• **How to complete this task**: The answer should be the records below, word for word, with every image left out.

◇ ◇ ◇ ◇ ◇ ◇ ◇

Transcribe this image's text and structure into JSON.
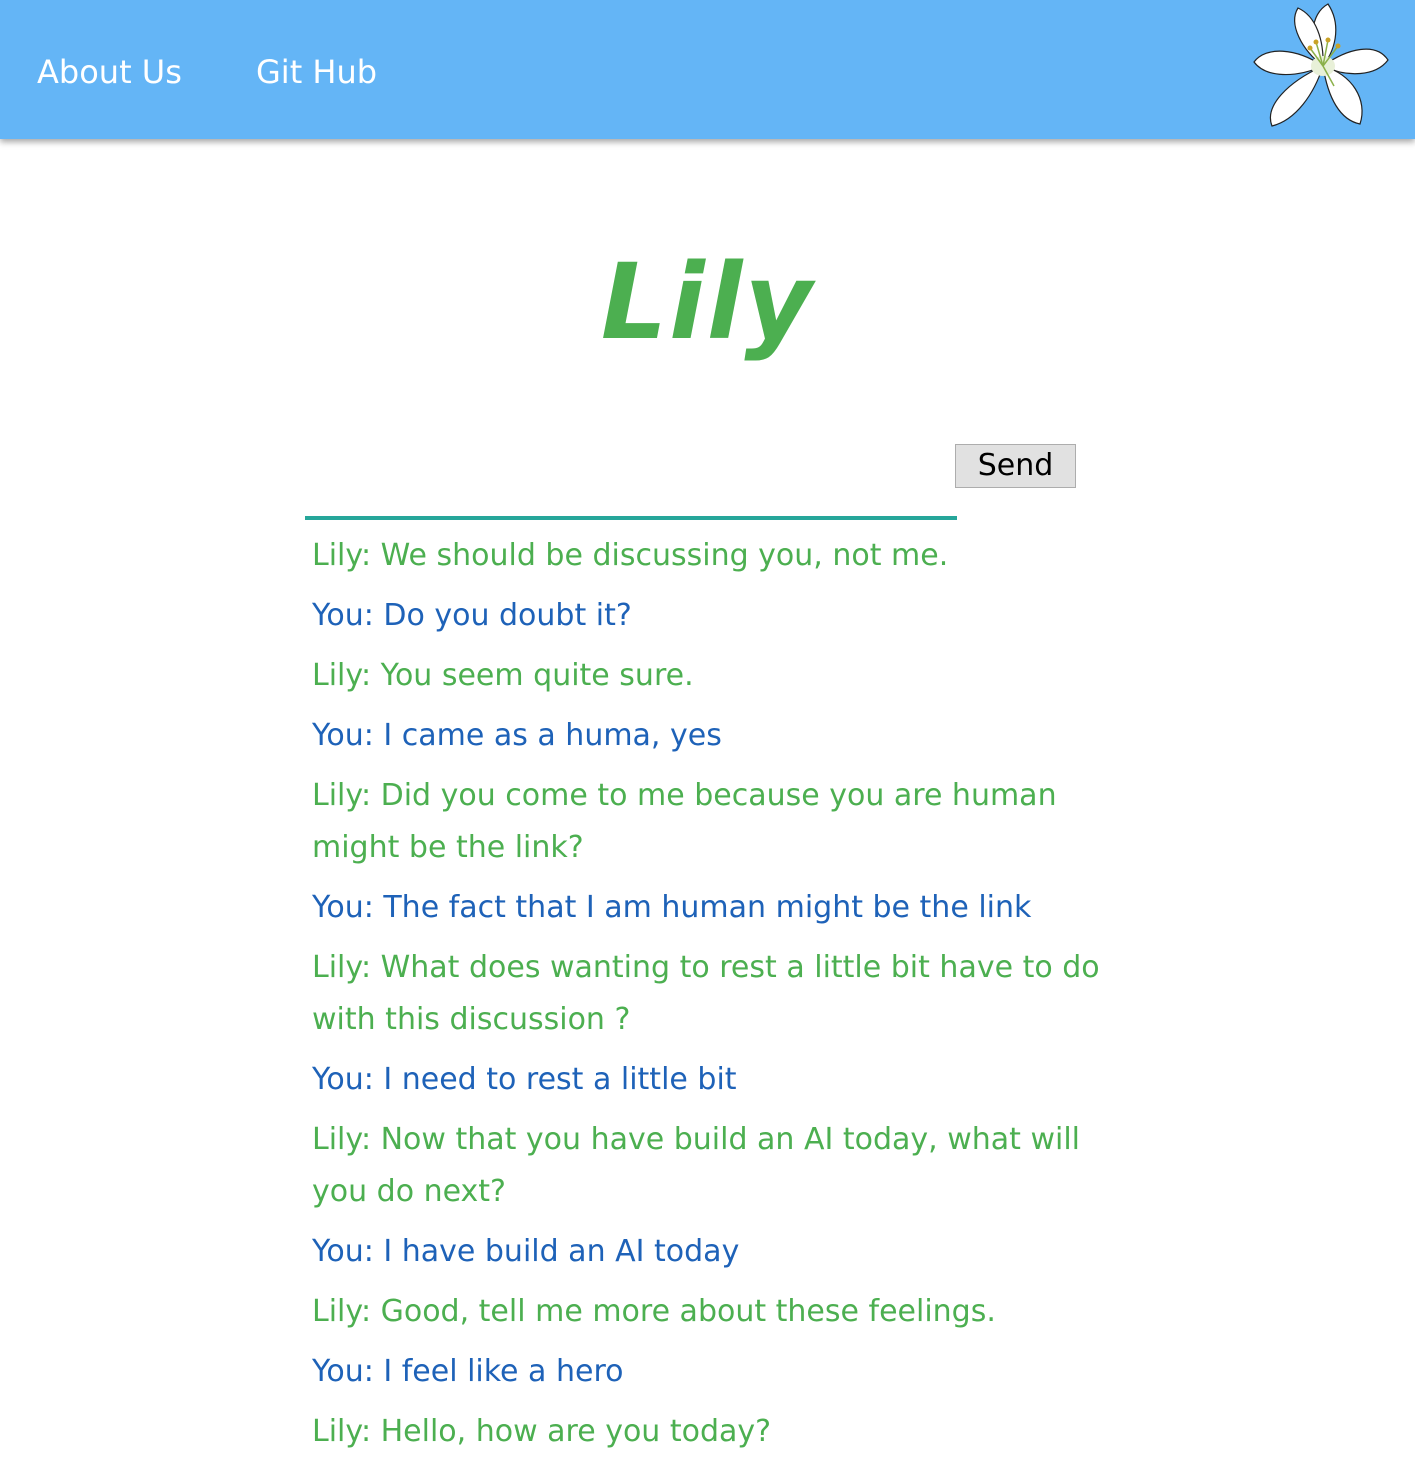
{
  "nav": {
    "about_label": "About Us",
    "github_label": "Git Hub",
    "logo_icon": "lily-flower-icon"
  },
  "title": "Lily",
  "chat": {
    "input_value": "",
    "send_label": "Send",
    "messages": [
      {
        "speaker": "lily",
        "text": "Lily: We should be discussing you, not me."
      },
      {
        "speaker": "you",
        "text": "You: Do you doubt it?"
      },
      {
        "speaker": "lily",
        "text": "Lily: You seem quite sure."
      },
      {
        "speaker": "you",
        "text": "You: I came as a huma, yes"
      },
      {
        "speaker": "lily",
        "text": "Lily: Did you come to me because you are human might be the link?"
      },
      {
        "speaker": "you",
        "text": "You: The fact that I am human might be the link"
      },
      {
        "speaker": "lily",
        "text": "Lily: What does wanting to rest a little bit have to do with this discussion ?"
      },
      {
        "speaker": "you",
        "text": "You: I need to rest a little bit"
      },
      {
        "speaker": "lily",
        "text": "Lily: Now that you have build an AI today, what will you do next?"
      },
      {
        "speaker": "you",
        "text": "You: I have build an AI today"
      },
      {
        "speaker": "lily",
        "text": "Lily: Good, tell me more about these feelings."
      },
      {
        "speaker": "you",
        "text": "You: I feel like a hero"
      },
      {
        "speaker": "lily",
        "text": "Lily: Hello, how are you today?"
      }
    ]
  },
  "colors": {
    "navbar": "#64b5f6",
    "title": "#4caf50",
    "lily_message": "#4caf50",
    "you_message": "#1e62b8",
    "input_underline": "#26a69a"
  }
}
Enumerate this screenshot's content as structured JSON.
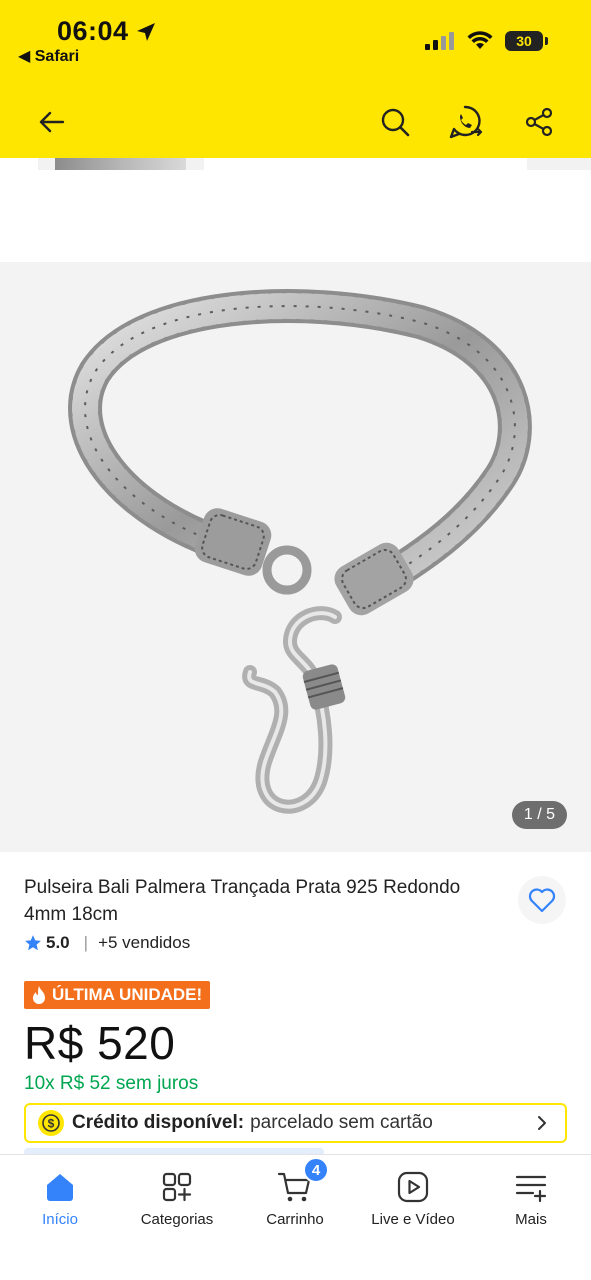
{
  "status_bar": {
    "time": "06:04",
    "back_app": "◀ Safari",
    "battery": "30"
  },
  "header": {
    "back_icon": "arrow-left-icon",
    "search_icon": "search-icon",
    "whatsapp_icon": "whatsapp-icon",
    "share_icon": "share-icon"
  },
  "gallery": {
    "pager": "1 / 5"
  },
  "product": {
    "title": "Pulseira Bali Palmera Trançada Prata 925 Redondo 4mm 18cm",
    "rating": "5.0",
    "sold": "+5 vendidos",
    "badge": "ÚLTIMA UNIDADE!",
    "price": "R$ 520",
    "installments": "10x R$ 52 sem juros",
    "credit_label": "Crédito disponível:",
    "credit_value": "parcelado sem cartão"
  },
  "bottom_nav": {
    "items": [
      {
        "label": "Início",
        "icon": "home-icon"
      },
      {
        "label": "Categorias",
        "icon": "categories-icon"
      },
      {
        "label": "Carrinho",
        "icon": "cart-icon",
        "badge": "4"
      },
      {
        "label": "Live e Vídeo",
        "icon": "play-icon"
      },
      {
        "label": "Mais",
        "icon": "menu-plus-icon"
      }
    ]
  },
  "colors": {
    "brand_yellow": "#ffe600",
    "accent_blue": "#3483fa",
    "green": "#00a650",
    "badge_orange": "#f46f1b"
  }
}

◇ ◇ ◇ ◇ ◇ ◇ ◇

• **Result of this task**:
Transcribe this image's text and structure into JSON.
{
  "nav": {
    "about_label": "About Us",
    "github_label": "Git Hub",
    "logo_icon": "lily-flower-icon"
  },
  "title": "Lily",
  "chat": {
    "input_value": "",
    "send_label": "Send",
    "messages": [
      {
        "speaker": "lily",
        "text": "Lily: We should be discussing you, not me."
      },
      {
        "speaker": "you",
        "text": "You: Do you doubt it?"
      },
      {
        "speaker": "lily",
        "text": "Lily: You seem quite sure."
      },
      {
        "speaker": "you",
        "text": "You: I came as a huma, yes"
      },
      {
        "speaker": "lily",
        "text": "Lily: Did you come to me because you are human might be the link?"
      },
      {
        "speaker": "you",
        "text": "You: The fact that I am human might be the link"
      },
      {
        "speaker": "lily",
        "text": "Lily: What does wanting to rest a little bit have to do with this discussion ?"
      },
      {
        "speaker": "you",
        "text": "You: I need to rest a little bit"
      },
      {
        "speaker": "lily",
        "text": "Lily: Now that you have build an AI today, what will you do next?"
      },
      {
        "speaker": "you",
        "text": "You: I have build an AI today"
      },
      {
        "speaker": "lily",
        "text": "Lily: Good, tell me more about these feelings."
      },
      {
        "speaker": "you",
        "text": "You: I feel like a hero"
      },
      {
        "speaker": "lily",
        "text": "Lily: Hello, how are you today?"
      }
    ]
  },
  "colors": {
    "navbar": "#64b5f6",
    "title": "#4caf50",
    "lily_message": "#4caf50",
    "you_message": "#1e62b8",
    "input_underline": "#26a69a"
  }
}
Enumerate this screenshot's content as structured JSON.
{
  "status_bar": {
    "time": "06:04",
    "back_app": "◀ Safari",
    "battery": "30"
  },
  "header": {
    "back_icon": "arrow-left-icon",
    "search_icon": "search-icon",
    "whatsapp_icon": "whatsapp-icon",
    "share_icon": "share-icon"
  },
  "gallery": {
    "pager": "1 / 5"
  },
  "product": {
    "title": "Pulseira Bali Palmera Trançada Prata 925 Redondo 4mm 18cm",
    "rating": "5.0",
    "sold": "+5 vendidos",
    "badge": "ÚLTIMA UNIDADE!",
    "price": "R$ 520",
    "installments": "10x R$ 52 sem juros",
    "credit_label": "Crédito disponível:",
    "credit_value": "parcelado sem cartão"
  },
  "bottom_nav": {
    "items": [
      {
        "label": "Início",
        "icon": "home-icon"
      },
      {
        "label": "Categorias",
        "icon": "categories-icon"
      },
      {
        "label": "Carrinho",
        "icon": "cart-icon",
        "badge": "4"
      },
      {
        "label": "Live e Vídeo",
        "icon": "play-icon"
      },
      {
        "label": "Mais",
        "icon": "menu-plus-icon"
      }
    ]
  },
  "colors": {
    "brand_yellow": "#ffe600",
    "accent_blue": "#3483fa",
    "green": "#00a650",
    "badge_orange": "#f46f1b"
  }
}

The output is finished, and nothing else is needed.